Records provided →
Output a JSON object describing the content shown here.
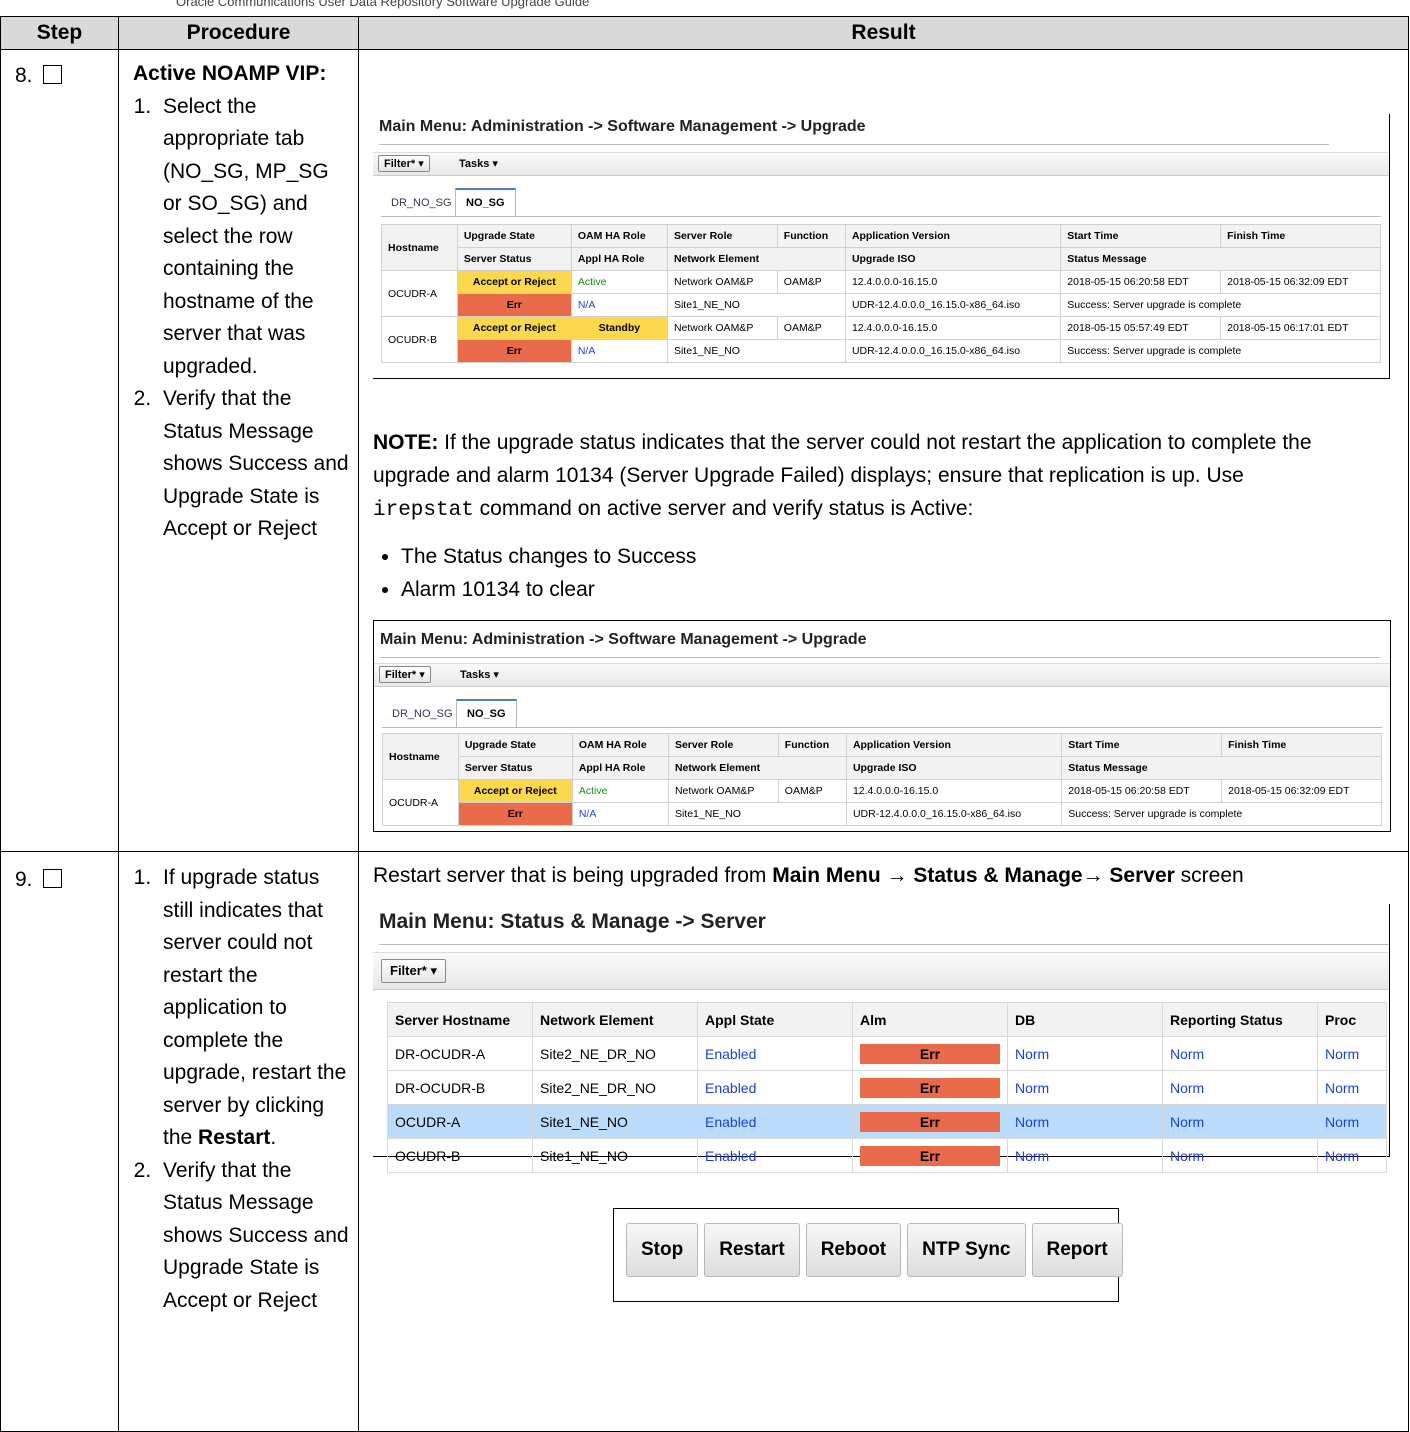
{
  "page": {
    "top_caption": "Oracle Communications User Data Repository Software Upgrade Guide"
  },
  "headers": {
    "step": "Step",
    "procedure": "Procedure",
    "result": "Result"
  },
  "step8": {
    "number": "8.",
    "proc_title": "Active NOAMP VIP:",
    "proc_items": [
      "Select the appropriate tab (NO_SG, MP_SG or SO_SG) and select the row containing the hostname of the server that was upgraded.",
      "Verify that the Status Message shows Success and Upgrade State is Accept or Reject"
    ],
    "shot1": {
      "title": "Main Menu: Administration -> Software Management -> Upgrade",
      "filter": "Filter* ▾",
      "tasks": "Tasks ▾",
      "tabs": [
        "DR_NO_SG",
        "NO_SG"
      ],
      "head1": [
        "Hostname",
        "Upgrade State",
        "OAM HA Role",
        "Server Role",
        "Function",
        "Application Version",
        "Start Time",
        "Finish Time"
      ],
      "head2": [
        "Server Status",
        "Appl HA Role",
        "Network Element",
        "Upgrade ISO",
        "Status Message"
      ],
      "rows": [
        {
          "host": "OCUDR-A",
          "state": "Accept or Reject",
          "oam": "Active",
          "role": "Network OAM&P",
          "func": "OAM&P",
          "ver": "12.4.0.0.0-16.15.0",
          "start": "2018-05-15 06:20:58 EDT",
          "finish": "2018-05-15 06:32:09 EDT",
          "status": "Err",
          "appl": "N/A",
          "ne": "Site1_NE_NO",
          "iso": "UDR-12.4.0.0.0_16.15.0-x86_64.iso",
          "msg": "Success: Server upgrade is complete"
        },
        {
          "host": "OCUDR-B",
          "state": "Accept or Reject",
          "oam": "Standby",
          "role": "Network OAM&P",
          "func": "OAM&P",
          "ver": "12.4.0.0.0-16.15.0",
          "start": "2018-05-15 05:57:49 EDT",
          "finish": "2018-05-15 06:17:01 EDT",
          "status": "Err",
          "appl": "N/A",
          "ne": "Site1_NE_NO",
          "iso": "UDR-12.4.0.0.0_16.15.0-x86_64.iso",
          "msg": "Success: Server upgrade is complete"
        }
      ]
    },
    "note_label": "NOTE:",
    "note_text_1": " If the upgrade status indicates that the server could not restart the application to complete the upgrade and alarm 10134 (Server Upgrade Failed) displays; ensure that replication is up. Use ",
    "note_cmd": "irepstat",
    "note_text_2": " command on active server and verify status is Active:",
    "bullets": [
      "The Status changes to Success",
      "Alarm 10134 to clear"
    ],
    "shot2": {
      "title": "Main Menu: Administration -> Software Management -> Upgrade",
      "filter": "Filter* ▾",
      "tasks": "Tasks ▾",
      "tabs": [
        "DR_NO_SG",
        "NO_SG"
      ],
      "row": {
        "host": "OCUDR-A",
        "state": "Accept or Reject",
        "oam": "Active",
        "role": "Network OAM&P",
        "func": "OAM&P",
        "ver": "12.4.0.0.0-16.15.0",
        "start": "2018-05-15 06:20:58 EDT",
        "finish": "2018-05-15 06:32:09 EDT",
        "status": "Err",
        "appl": "N/A",
        "ne": "Site1_NE_NO",
        "iso": "UDR-12.4.0.0.0_16.15.0-x86_64.iso",
        "msg": "Success: Server upgrade is complete"
      }
    }
  },
  "step9": {
    "number": "9.",
    "proc_item1_a": "If upgrade status still indicates that server could not restart the application to complete the upgrade, restart the server by clicking the ",
    "proc_item1_b": "Restart",
    "proc_item1_c": ".",
    "proc_item2": "Verify that the Status Message shows Success and Upgrade State is Accept or Reject",
    "instr_a": "Restart server that is being upgraded from ",
    "instr_b": "Main Menu ",
    "instr_arrow": "→",
    "instr_c": " Status & Manage",
    "instr_d": " Server",
    "instr_e": " screen",
    "shot": {
      "title": "Main Menu: Status & Manage -> Server",
      "filter": "Filter* ▾",
      "headers": [
        "Server Hostname",
        "Network Element",
        "Appl State",
        "Alm",
        "DB",
        "Reporting Status",
        "Proc"
      ],
      "rows": [
        {
          "host": "DR-OCUDR-A",
          "ne": "Site2_NE_DR_NO",
          "appl": "Enabled",
          "alm": "Err",
          "db": "Norm",
          "rep": "Norm",
          "proc": "Norm"
        },
        {
          "host": "DR-OCUDR-B",
          "ne": "Site2_NE_DR_NO",
          "appl": "Enabled",
          "alm": "Err",
          "db": "Norm",
          "rep": "Norm",
          "proc": "Norm"
        },
        {
          "host": "OCUDR-A",
          "ne": "Site1_NE_NO",
          "appl": "Enabled",
          "alm": "Err",
          "db": "Norm",
          "rep": "Norm",
          "proc": "Norm"
        },
        {
          "host": "OCUDR-B",
          "ne": "Site1_NE_NO",
          "appl": "Enabled",
          "alm": "Err",
          "db": "Norm",
          "rep": "Norm",
          "proc": "Norm"
        }
      ]
    },
    "buttons": [
      "Stop",
      "Restart",
      "Reboot",
      "NTP Sync",
      "Report"
    ]
  }
}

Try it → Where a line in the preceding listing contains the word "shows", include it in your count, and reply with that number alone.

Your solution → 2